4. Zig Zag Shuffle
Zig Zag Shuffle or shuffle to sprint combines change of direction with sprinting and can improve conditioning as well.
- Set up 7 cones 3m apart in a zig zag pattern.
- Side shuffle from cone 1 to 2 then sprint to the next cone
- Alternate shuffling to the one cone and sprinting to the next as you work through the zig zag
- Walk back to the start making sure you get at least 20s rest before the next time through. Rotating through the drill in a group of 4-5 will also create enough rest.
- After 6 times through take 2-4 min rest and repeat the drill from the other end of the cones so that you shuffle both directions.
To effectively put the breaks on and transition from sprint to shuffle, sit down and keep the chest up taking short steps.
5. Z or N Drill
This is another multi directional drill involving sprinting and shuffling and can be done in less space than the Zig Zag drill. There are multiple ways to work through the box of cones combining sprints, shuffling and backpedaling. Below they are Z Drill Agility.
- Set up 4 cones in a box 3-5m apart.
- Start at one cone and work your way back to the starting cone in one of the ways described below
- Face the same direction the who time through the drill
- Take 20s between each time through the cones or rotate through in a group of 4-5. After 6 times through, take 2-4 min rest and change the pattern
- Shuffle – shuffle across the top of the box, across the diagonal, across the bottom, and diagonally back to the first cone
- Sprint – sprint one side of the box, shuffle the diagonal, sprint the other side and shuffle the diagonal back to the start
- Backpedal – Backpedal the side of the box, shuffle the diagonal, backpedal the other side and shuffle the diagonal back to the start
When shuffling, rather than take long steps, you will have more control to change direction if you are in the habit of taking short quick steps.
6. 5 Star Drill
The Star drill is a sprinting and change of direction drill that can improve conditioning for volleyball games.
- Set up 5 cones in an X, with 2.5m between the center cone and each outer cone.
- Start on one outer cone, and sprint to the center
- Sprint around the center cone and head to the next outer cone clockwise
- Sprint back to the center and head out to the next cone clockwise until you reach the start cone
- Work in a group of 4-5 or take 20s rest before running through again
- Repeat 3-5 times clockwise and counterclockwise before taking a 2-4min break.
- Repeat these groups of 6-10 sprints (3-5 each direction) for 1-4 sets
- This can be made into an agility drill by labeling the cones 1,2,3 and having a coach or training partner call a number as you approach the center cone.
Accelerating is done by leaning forward and taking long steps.
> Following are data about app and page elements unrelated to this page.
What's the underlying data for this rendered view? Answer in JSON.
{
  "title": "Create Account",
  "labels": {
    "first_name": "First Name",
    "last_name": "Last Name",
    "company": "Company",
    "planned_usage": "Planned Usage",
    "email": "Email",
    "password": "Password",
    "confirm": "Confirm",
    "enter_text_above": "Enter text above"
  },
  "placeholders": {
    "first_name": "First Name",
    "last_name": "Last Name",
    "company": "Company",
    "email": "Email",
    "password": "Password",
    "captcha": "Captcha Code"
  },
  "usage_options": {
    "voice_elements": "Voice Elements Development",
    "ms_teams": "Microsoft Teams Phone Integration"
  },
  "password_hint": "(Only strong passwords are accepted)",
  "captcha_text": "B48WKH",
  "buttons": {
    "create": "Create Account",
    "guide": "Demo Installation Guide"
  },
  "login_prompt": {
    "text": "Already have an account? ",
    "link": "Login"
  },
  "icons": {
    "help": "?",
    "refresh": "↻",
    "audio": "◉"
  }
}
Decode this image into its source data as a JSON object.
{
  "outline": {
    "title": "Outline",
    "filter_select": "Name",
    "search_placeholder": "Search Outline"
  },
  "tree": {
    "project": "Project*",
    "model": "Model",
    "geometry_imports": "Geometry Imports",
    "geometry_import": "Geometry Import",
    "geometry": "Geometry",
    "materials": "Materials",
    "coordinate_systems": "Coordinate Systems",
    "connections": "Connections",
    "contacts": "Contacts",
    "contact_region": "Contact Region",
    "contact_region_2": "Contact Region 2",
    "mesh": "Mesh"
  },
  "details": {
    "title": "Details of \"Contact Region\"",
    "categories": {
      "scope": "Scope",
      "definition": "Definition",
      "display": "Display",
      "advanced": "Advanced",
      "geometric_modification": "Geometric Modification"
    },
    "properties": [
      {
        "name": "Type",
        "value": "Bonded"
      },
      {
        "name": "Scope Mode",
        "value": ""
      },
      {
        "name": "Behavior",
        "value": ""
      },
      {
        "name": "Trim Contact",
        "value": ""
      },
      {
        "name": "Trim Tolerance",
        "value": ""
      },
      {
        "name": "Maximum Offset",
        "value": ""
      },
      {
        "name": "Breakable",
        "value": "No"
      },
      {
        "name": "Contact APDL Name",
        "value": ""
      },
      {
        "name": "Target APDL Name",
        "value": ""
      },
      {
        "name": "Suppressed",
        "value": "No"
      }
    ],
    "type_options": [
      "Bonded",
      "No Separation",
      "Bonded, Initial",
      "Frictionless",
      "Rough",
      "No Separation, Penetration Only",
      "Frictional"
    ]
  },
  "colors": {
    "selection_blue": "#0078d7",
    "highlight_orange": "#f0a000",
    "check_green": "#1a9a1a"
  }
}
Decelerating and changing direction is done by sitting down, with the chest up and taking short quick steps.
Other Strength & Conditioning Articles
- Best Exercises For Volleyball + Workout Routine
- How To Jump Higher in Volleyball (Science-Backed)
- 7 Best Arm Workouts For Volleyball Players
- 5 Shoulder Exercises for Volleyball Players
- 12 Best Volleyball Upper Body Exercises & Workouts
- 11 Exercises To Improve Your Volleyball Spike
- 13 Best Leg Exercises For Volleyball (Sample Program)
- 5 Best Ab Exercises for Volleyball Players (Sample Workout)
- Should Volleyball Players Lift Weights (Yes, Here’s Why)
There are many benefits that can come from incorporating sprint training for volleyball players.
How they are incorporated depends on in season, off season and whether the goal is conditioning or to also develop coordination and change of direction skills.
The exercises above can be used to develop all of these things and be varied in volume based on which part of the season someone is in.
About The Author
Ian started his strength and conditioning career working with elite youth volleyball athletes. Before coaching, he completed a BSc in Biomechanics at the University of Calgary. He has over a decade of experience working as a kinesiologist and strength and conditioning coach, with teens to octogenarians in positions with community gyms to elite sport. Outside of coaching, you can find Ian learning new sports, skiing, river surfing, hiking, and traveling. If you have questions or are interested in opportunities to work with Ian, connect with him via Instagram, Linkedin, or Website.